Website and app data records:
⟨
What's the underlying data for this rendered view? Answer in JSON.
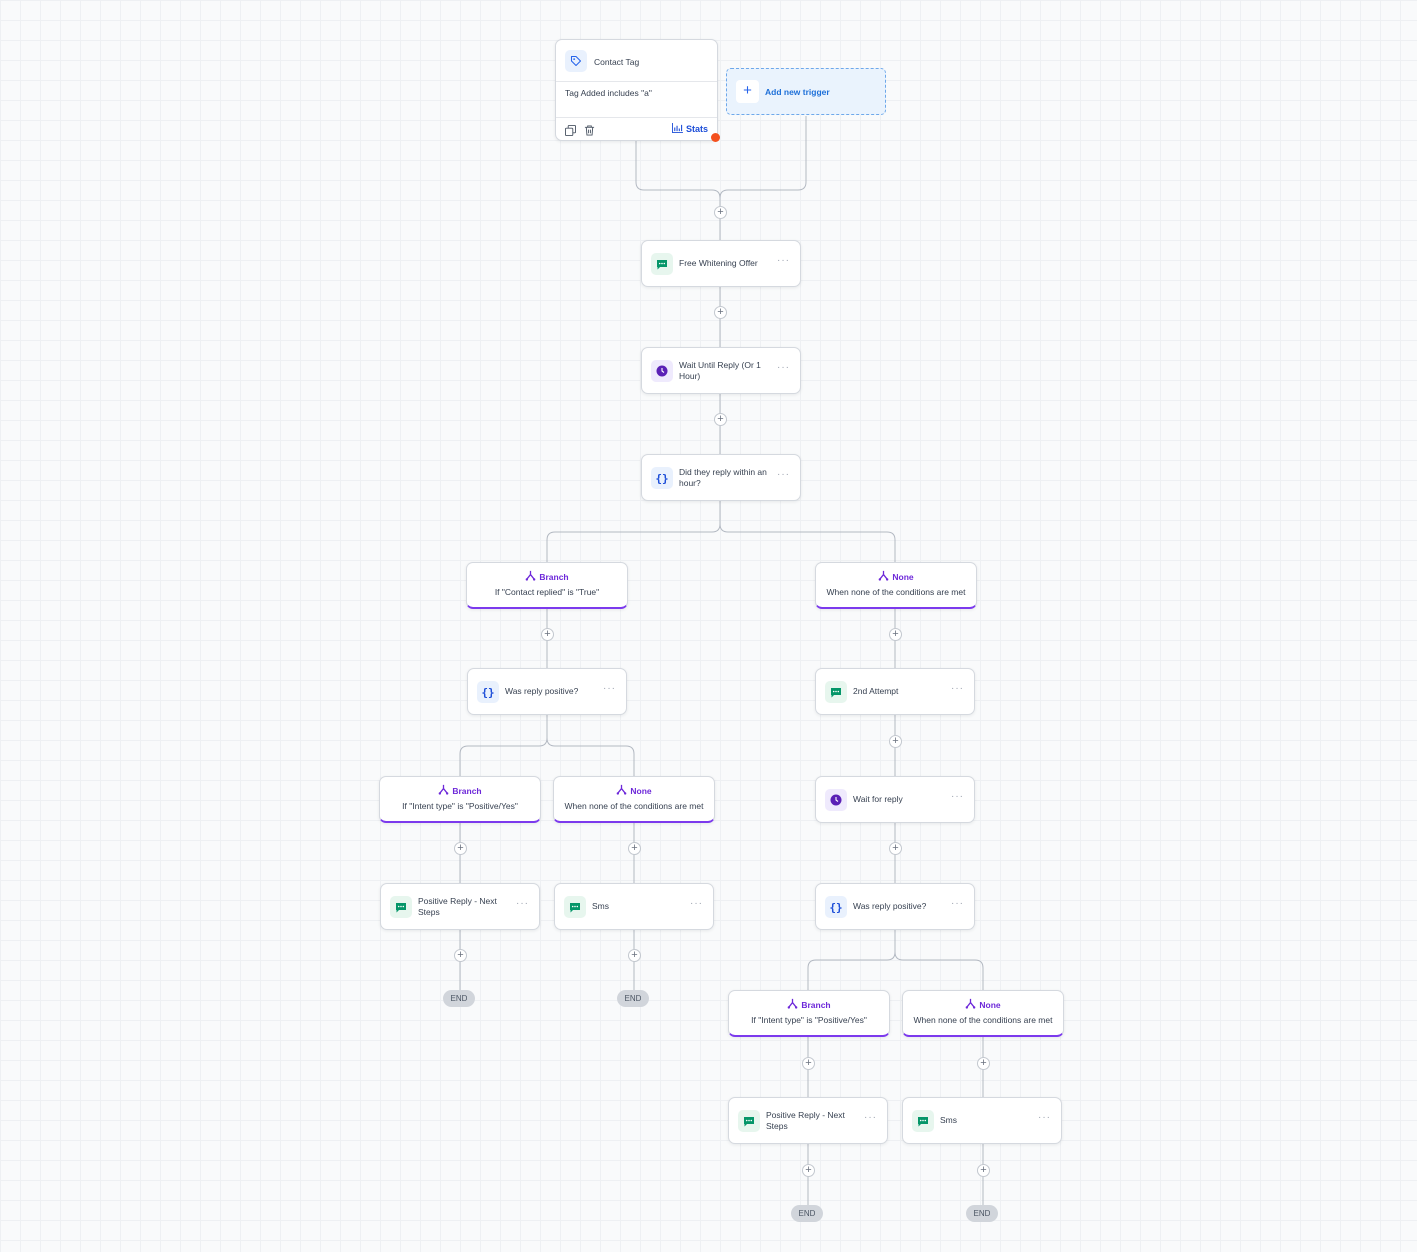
{
  "trigger": {
    "title": "Contact Tag",
    "description": "Tag Added includes \"a\"",
    "stats_label": "Stats",
    "icon": "tag-icon"
  },
  "add_trigger": {
    "label": "Add new trigger",
    "icon": "plus-icon"
  },
  "colors": {
    "accent": "#6d28d9",
    "sms": "#059669",
    "wait": "#5b21b6",
    "condition": "#1d4ed8",
    "link": "#1d6fd8",
    "warning": "#f4511e"
  },
  "nodes": {
    "free_offer": {
      "label": "Free Whitening Offer",
      "icon": "sms-icon"
    },
    "wait_reply": {
      "label": "Wait Until Reply (Or 1 Hour)",
      "icon": "clock-icon"
    },
    "did_reply": {
      "label": "Did they reply within an hour?",
      "icon": "condition-icon"
    },
    "was_positive_1": {
      "label": "Was reply positive?",
      "icon": "condition-icon"
    },
    "positive_reply_1": {
      "label": "Positive Reply - Next Steps",
      "icon": "sms-icon"
    },
    "sms_1": {
      "label": "Sms",
      "icon": "sms-icon"
    },
    "second_attempt": {
      "label": "2nd Attempt",
      "icon": "sms-icon"
    },
    "wait_for_reply": {
      "label": "Wait for reply",
      "icon": "clock-icon"
    },
    "was_positive_2": {
      "label": "Was reply positive?",
      "icon": "condition-icon"
    },
    "positive_reply_2": {
      "label": "Positive Reply - Next Steps",
      "icon": "sms-icon"
    },
    "sms_2": {
      "label": "Sms",
      "icon": "sms-icon"
    }
  },
  "branches": {
    "contact_replied": {
      "title": "Branch",
      "condition": "If \"Contact replied\" is \"True\""
    },
    "none_1": {
      "title": "None",
      "condition": "When none of the conditions are met"
    },
    "intent_1": {
      "title": "Branch",
      "condition": "If \"Intent type\" is \"Positive/Yes\""
    },
    "none_2": {
      "title": "None",
      "condition": "When none of the conditions are met"
    },
    "intent_2": {
      "title": "Branch",
      "condition": "If \"Intent type\" is \"Positive/Yes\""
    },
    "none_3": {
      "title": "None",
      "condition": "When none of the conditions are met"
    }
  },
  "add_step_glyph": "+",
  "end_label": "END"
}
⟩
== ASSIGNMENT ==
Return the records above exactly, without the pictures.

== TASK SOLUTION ==
What's the underlying data for this rendered view? Answer in JSON.
{
  "trigger": {
    "title": "Contact Tag",
    "description": "Tag Added includes \"a\"",
    "stats_label": "Stats",
    "icon": "tag-icon"
  },
  "add_trigger": {
    "label": "Add new trigger",
    "icon": "plus-icon"
  },
  "colors": {
    "accent": "#6d28d9",
    "sms": "#059669",
    "wait": "#5b21b6",
    "condition": "#1d4ed8",
    "link": "#1d6fd8",
    "warning": "#f4511e"
  },
  "nodes": {
    "free_offer": {
      "label": "Free Whitening Offer",
      "icon": "sms-icon"
    },
    "wait_reply": {
      "label": "Wait Until Reply (Or 1 Hour)",
      "icon": "clock-icon"
    },
    "did_reply": {
      "label": "Did they reply within an hour?",
      "icon": "condition-icon"
    },
    "was_positive_1": {
      "label": "Was reply positive?",
      "icon": "condition-icon"
    },
    "positive_reply_1": {
      "label": "Positive Reply - Next Steps",
      "icon": "sms-icon"
    },
    "sms_1": {
      "label": "Sms",
      "icon": "sms-icon"
    },
    "second_attempt": {
      "label": "2nd Attempt",
      "icon": "sms-icon"
    },
    "wait_for_reply": {
      "label": "Wait for reply",
      "icon": "clock-icon"
    },
    "was_positive_2": {
      "label": "Was reply positive?",
      "icon": "condition-icon"
    },
    "positive_reply_2": {
      "label": "Positive Reply - Next Steps",
      "icon": "sms-icon"
    },
    "sms_2": {
      "label": "Sms",
      "icon": "sms-icon"
    }
  },
  "branches": {
    "contact_replied": {
      "title": "Branch",
      "condition": "If \"Contact replied\" is \"True\""
    },
    "none_1": {
      "title": "None",
      "condition": "When none of the conditions are met"
    },
    "intent_1": {
      "title": "Branch",
      "condition": "If \"Intent type\" is \"Positive/Yes\""
    },
    "none_2": {
      "title": "None",
      "condition": "When none of the conditions are met"
    },
    "intent_2": {
      "title": "Branch",
      "condition": "If \"Intent type\" is \"Positive/Yes\""
    },
    "none_3": {
      "title": "None",
      "condition": "When none of the conditions are met"
    }
  },
  "add_step_glyph": "+",
  "end_label": "END"
}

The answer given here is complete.